USDA’s Agricultural Marketing Service and its Commodity Procurement Program annually buy more than $3 billion of domestically produced and processed meat, poultry, fruit, vegetables, dairy, grains and oilseed. These purchases of wholesome, high-quality products, collectively called USDA Foods, support American agriculture by encouraging the consumption of domestic foods and provide safe, nutritious food for a variety of federal, state and international nutrition assistance programs. They are delivered to schools, food banks and households in communities across the country and are a vital component of our nation’s food safety net.
Background on the nearly $500 million for Local Food Purchase Assistance Cooperative Agreement Program:
LFPA supports states, territories and tribes to purchase food from historically underserved producers as well as local and regional producers to support emergency food assistance efforts. An allocation of $471.5 million will be used for cooperative agreements with states, tribes, and territories to purchase locally available food grown within each state or within 400 miles of the delivery destination that will be distributed to meet the unique local needs of each community through emergency nutrition programs, including food banks, schools and organizations that reach underserved communities.
Background on the nearly $500 million for schools across the country to purchase food for their lunch and breakfast programs:
An investment of another $471.5 million will be used for the third round of Supply Chain Assistance funds provided to States to support the purchase of American-grown foods for their meal programs. Supply Chain Assistance funding can be used by school districts to purchase unprocessed and minimally processed domestic food such as fresh fruit, milk, cheese, frozen vegetables and ground meat. Each state will allocate the funds to schools based on student enrollment, with a minimum amount per district to ensure that small schools are not left behind.
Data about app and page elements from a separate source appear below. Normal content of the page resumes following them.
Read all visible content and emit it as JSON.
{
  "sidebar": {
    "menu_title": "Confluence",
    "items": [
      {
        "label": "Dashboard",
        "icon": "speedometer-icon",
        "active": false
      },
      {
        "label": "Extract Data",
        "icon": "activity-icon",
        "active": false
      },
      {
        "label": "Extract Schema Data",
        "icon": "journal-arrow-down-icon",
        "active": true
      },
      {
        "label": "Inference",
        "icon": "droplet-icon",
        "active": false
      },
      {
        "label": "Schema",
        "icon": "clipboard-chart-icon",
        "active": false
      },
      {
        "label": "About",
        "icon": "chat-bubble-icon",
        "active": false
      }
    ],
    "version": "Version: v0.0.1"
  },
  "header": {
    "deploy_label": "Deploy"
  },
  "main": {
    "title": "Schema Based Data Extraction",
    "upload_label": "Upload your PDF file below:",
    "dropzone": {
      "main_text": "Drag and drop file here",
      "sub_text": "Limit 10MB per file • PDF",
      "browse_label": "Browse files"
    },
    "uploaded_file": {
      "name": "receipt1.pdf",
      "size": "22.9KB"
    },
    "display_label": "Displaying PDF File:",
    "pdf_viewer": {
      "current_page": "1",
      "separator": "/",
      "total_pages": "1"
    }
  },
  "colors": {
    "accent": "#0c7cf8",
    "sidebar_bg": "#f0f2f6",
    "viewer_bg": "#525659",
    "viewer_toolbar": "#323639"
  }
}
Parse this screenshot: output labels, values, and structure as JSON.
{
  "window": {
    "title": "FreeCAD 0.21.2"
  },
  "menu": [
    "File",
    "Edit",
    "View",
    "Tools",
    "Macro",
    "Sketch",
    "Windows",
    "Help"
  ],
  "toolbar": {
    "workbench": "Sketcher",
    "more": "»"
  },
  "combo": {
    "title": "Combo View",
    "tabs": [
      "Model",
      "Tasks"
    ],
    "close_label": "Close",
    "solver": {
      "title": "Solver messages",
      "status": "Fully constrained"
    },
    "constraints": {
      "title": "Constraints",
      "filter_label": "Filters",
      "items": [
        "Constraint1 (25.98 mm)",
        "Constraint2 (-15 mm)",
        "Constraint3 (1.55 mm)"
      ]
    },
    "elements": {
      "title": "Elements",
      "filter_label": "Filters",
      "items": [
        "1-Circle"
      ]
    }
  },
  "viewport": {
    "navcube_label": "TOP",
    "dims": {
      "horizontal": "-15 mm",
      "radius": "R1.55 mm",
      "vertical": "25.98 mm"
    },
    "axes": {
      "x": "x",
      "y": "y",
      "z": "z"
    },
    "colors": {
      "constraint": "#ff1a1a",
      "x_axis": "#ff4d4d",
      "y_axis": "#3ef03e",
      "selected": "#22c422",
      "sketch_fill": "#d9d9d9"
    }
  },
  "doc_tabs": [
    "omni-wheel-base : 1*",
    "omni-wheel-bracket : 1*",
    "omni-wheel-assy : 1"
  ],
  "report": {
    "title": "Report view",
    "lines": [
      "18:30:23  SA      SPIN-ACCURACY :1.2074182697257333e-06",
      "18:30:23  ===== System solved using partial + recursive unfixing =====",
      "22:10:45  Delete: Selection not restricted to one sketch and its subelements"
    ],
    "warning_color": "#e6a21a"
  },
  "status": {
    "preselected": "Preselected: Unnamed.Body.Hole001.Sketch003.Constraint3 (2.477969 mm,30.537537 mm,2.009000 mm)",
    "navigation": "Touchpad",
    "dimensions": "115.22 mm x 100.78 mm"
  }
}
This assistance builds on the two rounds of Supply Chain Assistance funds that totaled nearly $2 billion that USDA previously allocated in December 2021 and June 2022. These funds deliver direct relief from ongoing supply chain issues and improve the quality and consistency of school meals for children in communities experiencing disruptions, making it easier for schools to operate successful meal programs.
USDA touches the lives of all Americans each day in so many positive ways. In the Biden-Harris Administration, USDA is transforming America’s food system with a greater focus on more resilient local and regional food production, ensuring access to healthy and nutritious food in all communities, building new markets and streams of income for farmers and producers using climate smart food and forestry practices, making historic investments in infrastructure and clean energy capabilities in rural America, and committing to equity across the Department by removing systemic barriers and building a workforce more representative of America. To learn more, visit www.usda.gov.
More information about these new commodity purchases is available on the AMS Commodity Procurement Program webpage.